INFORMATION SHOWN:
========================================

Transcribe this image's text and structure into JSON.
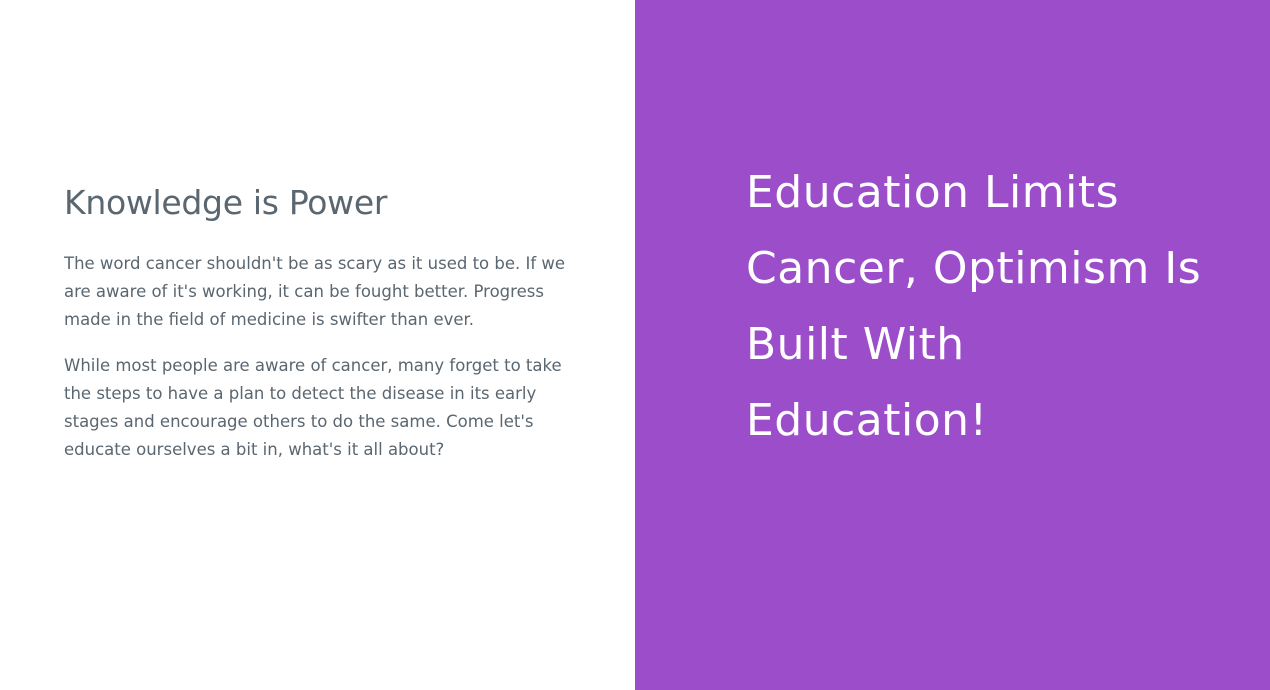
{
  "left": {
    "heading": "Knowledge is Power",
    "paragraph_1": "The word cancer shouldn't be as scary as it used to be. If we are aware of it's working, it can be fought better. Progress made in the field of medicine is swifter than ever.",
    "paragraph_2": "While most people are aware of cancer, many forget to take the steps to have a plan to detect the disease in its early stages and encourage others to do the same. Come let's educate ourselves a bit in, what's it all about?"
  },
  "right": {
    "quote": "Education Limits Cancer, Optimism Is Built With Education!"
  },
  "colors": {
    "accent": "#9b4dca",
    "text": "#5a6670",
    "quote_text": "#ffffff"
  }
}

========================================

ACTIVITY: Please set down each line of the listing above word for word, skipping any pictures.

EXPECTED ANSWER:
Transcribe this image's text and structure into JSON.
{
  "left": {
    "heading": "Knowledge is Power",
    "paragraph_1": "The word cancer shouldn't be as scary as it used to be. If we are aware of it's working, it can be fought better. Progress made in the field of medicine is swifter than ever.",
    "paragraph_2": "While most people are aware of cancer, many forget to take the steps to have a plan to detect the disease in its early stages and encourage others to do the same. Come let's educate ourselves a bit in, what's it all about?"
  },
  "right": {
    "quote": "Education Limits Cancer, Optimism Is Built With Education!"
  },
  "colors": {
    "accent": "#9b4dca",
    "text": "#5a6670",
    "quote_text": "#ffffff"
  }
}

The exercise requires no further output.